pdf

EPA Makes Changes to Pesticide Product First Aid Statements

Date: Aug 09, 2000


The Environmental Protection Agency (EPA) recently issued Pesticide Registration (PR) Notice 2000-3, forcing substantive reorganization of the format and content of first aid statements on pesticide labels upon new and existing registrants. The changes apply to all new and existing pesticide product labels. The EPA will begin using the revised statements immediately in reviewing all new applications for registration and products submitted for re-registration. EPA expects registrants to incorporate the label changes on existing pesticide products by October 1, 2001.

EPA issued the PR notice with the hope of making first aid labels easier for consumers to understand. Based on interviews of household pesticide users, for example, EPA recommends that registrants use the phrase "first aid" instead of "statement of practical treatment," as the former is easier for consumers to identify. The PR notice is also an attempt to reflect changes in medical procedures and treatment. In this regard, EPA has:

  • revised the general first aid statements for inhalation, oral, and dermal routes of exposure. The new first aid statements should be used unless they are medically incorrect for the product.


  • determined that inducing vomiting as a standard of first aid instruction is no longer universally recommended and may be harmful in connection with zinc phosphide, corrosive pesticide products (pH <2 or >11.5), and products containing greater than or equal to 10 percent petroleum distillates. Recommended first aid instruction for zinc phosphide remains the same (instructing consumers not to drink water after consuming pesticide products that contain zinc phosphide). The recommended petroleum distillates instruction has been revised to instruct users not to give any liquid to a person who has consumed a product containing petroleum distillates.


  • instructed that guidance for contact lens wearers should now include the words "hold eye open" during rinsing, to reduce perceived consumer confusion on this point.

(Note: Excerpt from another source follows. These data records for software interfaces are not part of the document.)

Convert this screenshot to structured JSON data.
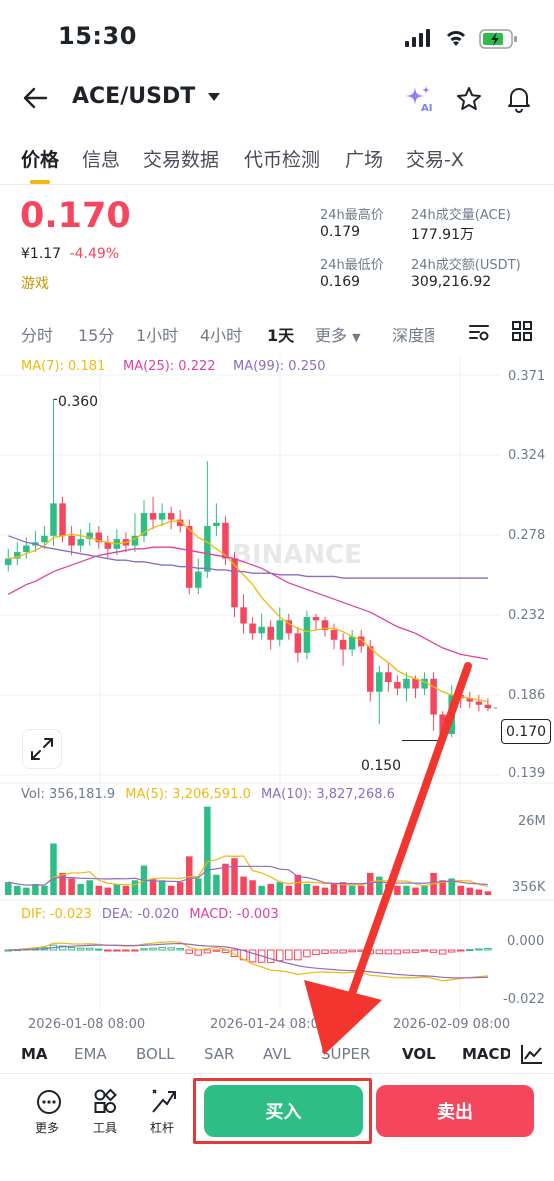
{
  "status": {
    "time": "15:30"
  },
  "header": {
    "pair": "ACE/USDT"
  },
  "tabs": [
    {
      "label": "价格"
    },
    {
      "label": "信息"
    },
    {
      "label": "交易数据"
    },
    {
      "label": "代币检测"
    },
    {
      "label": "广场"
    },
    {
      "label": "交易-X"
    }
  ],
  "price": {
    "last": "0.170",
    "fiat": "¥1.17",
    "change": "-4.49%",
    "category": "游戏"
  },
  "stats": {
    "high_label": "24h最高价",
    "high": "0.179",
    "low_label": "24h最低价",
    "low": "0.169",
    "vol_label": "24h成交量(ACE)",
    "vol": "177.91万",
    "amt_label": "24h成交额(USDT)",
    "amt": "309,216.92"
  },
  "timeframes": [
    "分时",
    "15分",
    "1小时",
    "4小时",
    "1天",
    "更多",
    "深度图"
  ],
  "active_timeframe": "1天",
  "ma_legend": {
    "ma7": "MA(7): 0.181",
    "ma25": "MA(25): 0.222",
    "ma99": "MA(99): 0.250"
  },
  "price_axis": [
    "0.371",
    "0.324",
    "0.278",
    "0.232",
    "0.186",
    "0.139"
  ],
  "price_tag": "0.170",
  "high_marker": "0.360",
  "low_marker": "0.150",
  "watermark": "BINANCE",
  "volume_legend": {
    "vol": "Vol: 356,181.9",
    "ma5": "MA(5): 3,206,591.0",
    "ma10": "MA(10): 3,827,268.6"
  },
  "volume_axis": [
    "26M",
    "356K"
  ],
  "macd_legend": {
    "dif": "DIF: -0.023",
    "dea": "DEA: -0.020",
    "macd": "MACD: -0.003"
  },
  "macd_axis": [
    "0.000",
    "-0.022"
  ],
  "dates": [
    "2026-01-08 08:00",
    "2026-01-24 08:00",
    "2026-02-09 08:00"
  ],
  "indicators": [
    "MA",
    "EMA",
    "BOLL",
    "SAR",
    "AVL",
    "SUPER",
    "VOL",
    "MACD"
  ],
  "bottom": {
    "more": "更多",
    "tools": "工具",
    "leverage": "杠杆",
    "buy": "买入",
    "sell": "卖出"
  },
  "colors": {
    "up": "#2ebd85",
    "down": "#f6465d",
    "ma7": "#f0b90b",
    "ma25": "#e040a0",
    "ma99": "#8e6cc4",
    "accent": "#f0b90b"
  },
  "chart_data": {
    "type": "candlestick",
    "candles": [
      [
        0.258,
        0.262,
        0.268,
        0.254
      ],
      [
        0.262,
        0.266,
        0.272,
        0.258
      ],
      [
        0.266,
        0.27,
        0.275,
        0.262
      ],
      [
        0.27,
        0.272,
        0.279,
        0.266
      ],
      [
        0.272,
        0.276,
        0.282,
        0.268
      ],
      [
        0.276,
        0.296,
        0.36,
        0.27
      ],
      [
        0.296,
        0.276,
        0.3,
        0.272
      ],
      [
        0.276,
        0.27,
        0.282,
        0.264
      ],
      [
        0.27,
        0.274,
        0.28,
        0.266
      ],
      [
        0.274,
        0.278,
        0.284,
        0.27
      ],
      [
        0.278,
        0.272,
        0.282,
        0.268
      ],
      [
        0.272,
        0.268,
        0.276,
        0.262
      ],
      [
        0.268,
        0.274,
        0.28,
        0.264
      ],
      [
        0.274,
        0.27,
        0.278,
        0.266
      ],
      [
        0.27,
        0.276,
        0.29,
        0.266
      ],
      [
        0.276,
        0.29,
        0.298,
        0.272
      ],
      [
        0.29,
        0.286,
        0.3,
        0.28
      ],
      [
        0.286,
        0.29,
        0.296,
        0.282
      ],
      [
        0.29,
        0.286,
        0.294,
        0.28
      ],
      [
        0.286,
        0.282,
        0.292,
        0.278
      ],
      [
        0.282,
        0.244,
        0.286,
        0.24
      ],
      [
        0.244,
        0.254,
        0.262,
        0.24
      ],
      [
        0.254,
        0.282,
        0.322,
        0.25
      ],
      [
        0.282,
        0.284,
        0.296,
        0.276
      ],
      [
        0.284,
        0.262,
        0.288,
        0.258
      ],
      [
        0.262,
        0.232,
        0.266,
        0.226
      ],
      [
        0.232,
        0.222,
        0.24,
        0.216
      ],
      [
        0.222,
        0.216,
        0.226,
        0.212
      ],
      [
        0.216,
        0.22,
        0.228,
        0.212
      ],
      [
        0.22,
        0.212,
        0.224,
        0.206
      ],
      [
        0.212,
        0.224,
        0.232,
        0.208
      ],
      [
        0.224,
        0.216,
        0.228,
        0.212
      ],
      [
        0.216,
        0.204,
        0.22,
        0.198
      ],
      [
        0.204,
        0.226,
        0.23,
        0.2
      ],
      [
        0.226,
        0.224,
        0.228,
        0.218
      ],
      [
        0.224,
        0.218,
        0.226,
        0.214
      ],
      [
        0.218,
        0.212,
        0.222,
        0.206
      ],
      [
        0.212,
        0.206,
        0.216,
        0.196
      ],
      [
        0.206,
        0.214,
        0.218,
        0.202
      ],
      [
        0.214,
        0.208,
        0.218,
        0.204
      ],
      [
        0.208,
        0.18,
        0.212,
        0.174
      ],
      [
        0.18,
        0.192,
        0.196,
        0.16
      ],
      [
        0.192,
        0.186,
        0.198,
        0.18
      ],
      [
        0.186,
        0.182,
        0.19,
        0.178
      ],
      [
        0.182,
        0.188,
        0.192,
        0.174
      ],
      [
        0.188,
        0.182,
        0.19,
        0.176
      ],
      [
        0.182,
        0.188,
        0.192,
        0.178
      ],
      [
        0.188,
        0.166,
        0.192,
        0.156
      ],
      [
        0.166,
        0.154,
        0.168,
        0.15
      ],
      [
        0.154,
        0.178,
        0.184,
        0.152
      ],
      [
        0.178,
        0.176,
        0.182,
        0.17
      ],
      [
        0.176,
        0.174,
        0.18,
        0.17
      ],
      [
        0.174,
        0.172,
        0.178,
        0.168
      ],
      [
        0.172,
        0.17,
        0.176,
        0.168
      ]
    ],
    "candle_format": [
      "open",
      "close",
      "high",
      "low"
    ],
    "ma7": [
      0.262,
      0.263,
      0.265,
      0.267,
      0.27,
      0.275,
      0.276,
      0.277,
      0.276,
      0.275,
      0.273,
      0.272,
      0.271,
      0.272,
      0.274,
      0.278,
      0.281,
      0.283,
      0.285,
      0.285,
      0.28,
      0.275,
      0.272,
      0.268,
      0.264,
      0.258,
      0.252,
      0.246,
      0.238,
      0.232,
      0.226,
      0.222,
      0.219,
      0.217,
      0.218,
      0.219,
      0.219,
      0.217,
      0.214,
      0.212,
      0.207,
      0.202,
      0.198,
      0.193,
      0.19,
      0.188,
      0.186,
      0.183,
      0.18,
      0.178,
      0.177,
      0.176,
      0.175,
      0.174
    ],
    "ma25": [
      0.24,
      0.243,
      0.246,
      0.248,
      0.251,
      0.254,
      0.256,
      0.258,
      0.26,
      0.262,
      0.264,
      0.265,
      0.266,
      0.267,
      0.268,
      0.268,
      0.269,
      0.269,
      0.269,
      0.268,
      0.267,
      0.266,
      0.265,
      0.264,
      0.263,
      0.262,
      0.26,
      0.258,
      0.256,
      0.253,
      0.25,
      0.247,
      0.245,
      0.243,
      0.241,
      0.239,
      0.237,
      0.235,
      0.233,
      0.231,
      0.229,
      0.226,
      0.223,
      0.22,
      0.218,
      0.216,
      0.213,
      0.21,
      0.207,
      0.205,
      0.203,
      0.202,
      0.201,
      0.2
    ],
    "ma99": [
      0.276,
      0.274,
      0.272,
      0.271,
      0.269,
      0.268,
      0.267,
      0.266,
      0.265,
      0.264,
      0.263,
      0.262,
      0.261,
      0.261,
      0.26,
      0.26,
      0.259,
      0.258,
      0.258,
      0.257,
      0.257,
      0.256,
      0.256,
      0.255,
      0.255,
      0.254,
      0.254,
      0.253,
      0.253,
      0.253,
      0.252,
      0.252,
      0.252,
      0.251,
      0.251,
      0.251,
      0.251,
      0.25,
      0.25,
      0.25,
      0.25,
      0.25,
      0.25,
      0.25,
      0.25,
      0.25,
      0.25,
      0.25,
      0.25,
      0.25,
      0.25,
      0.25,
      0.25,
      0.25
    ],
    "volume": [
      0.14,
      0.1,
      0.08,
      0.12,
      0.1,
      0.56,
      0.24,
      0.18,
      0.12,
      0.16,
      0.1,
      0.08,
      0.12,
      0.1,
      0.16,
      0.32,
      0.18,
      0.16,
      0.1,
      0.14,
      0.42,
      0.18,
      0.96,
      0.22,
      0.34,
      0.4,
      0.2,
      0.16,
      0.1,
      0.12,
      0.14,
      0.1,
      0.22,
      0.12,
      0.1,
      0.08,
      0.12,
      0.14,
      0.1,
      0.1,
      0.24,
      0.2,
      0.12,
      0.1,
      0.1,
      0.08,
      0.1,
      0.24,
      0.16,
      0.18,
      0.1,
      0.08,
      0.06,
      0.04
    ],
    "y_range": [
      0.13,
      0.375
    ]
  }
}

To further improve label comprehension, registrants must organize first aid statements for pesticide products in Toxicity Categorizes I, II, and III in "box and bullet" format. In the "box and bullet" format, first aid statements associated with the exposure route of greatest concern for the labeled product are listed first with the corresponding, recommended treatment in an adjacent text column. EPA also strongly encourages the addition of poison control references and toll-free hotlines on the label for the benefit of pesticide product users.

The PR Notice reflects EPAs enforcement of its guidelines to favor uniformity over relevancy. The Agency has not, in recent years, been receptive to requests by registrants to deviate from its preferred first aid instructions. Registrants have struggled with EPA for years over placing an "induced vomiting" instruction on their label in certain instances where it has not been warranted and raised liability concerns. Left unchecked, the struggle with EPA over practical adjustments in first aid labeling is likely to continue with the publication of the new PR Notice.

PR 2000-3 is one of several recent pronouncements that impose significant new labeling requirements while skirting formal notice and comment rulemaking procedures. In addition to the first aid revisions, EPA has issued new guidance documents addressing the distinction between mandatory and advisory labeling, insect repellent labeling, indoor residential product labeling, and pest resistance management labeling. These informal and disjointed agency pronouncements are creating confusion among companies about what, if any, labeling requirements they are required to meet.

Indeed, a June 5 letter to EPA calls for the new recommendations to be rescinded and reproposed through a more formal rulemaking process. The letter was sent by the American Crop Protection Association, Chemical Manufacturers Association, Chemical Producers and Distributors Association, Chemical Specialties Manufacturers Association, International Sanitary Supply Association, and RISE (Responsible Industry For A Sound Environment). Additional parties are free to weigh in to support these groups.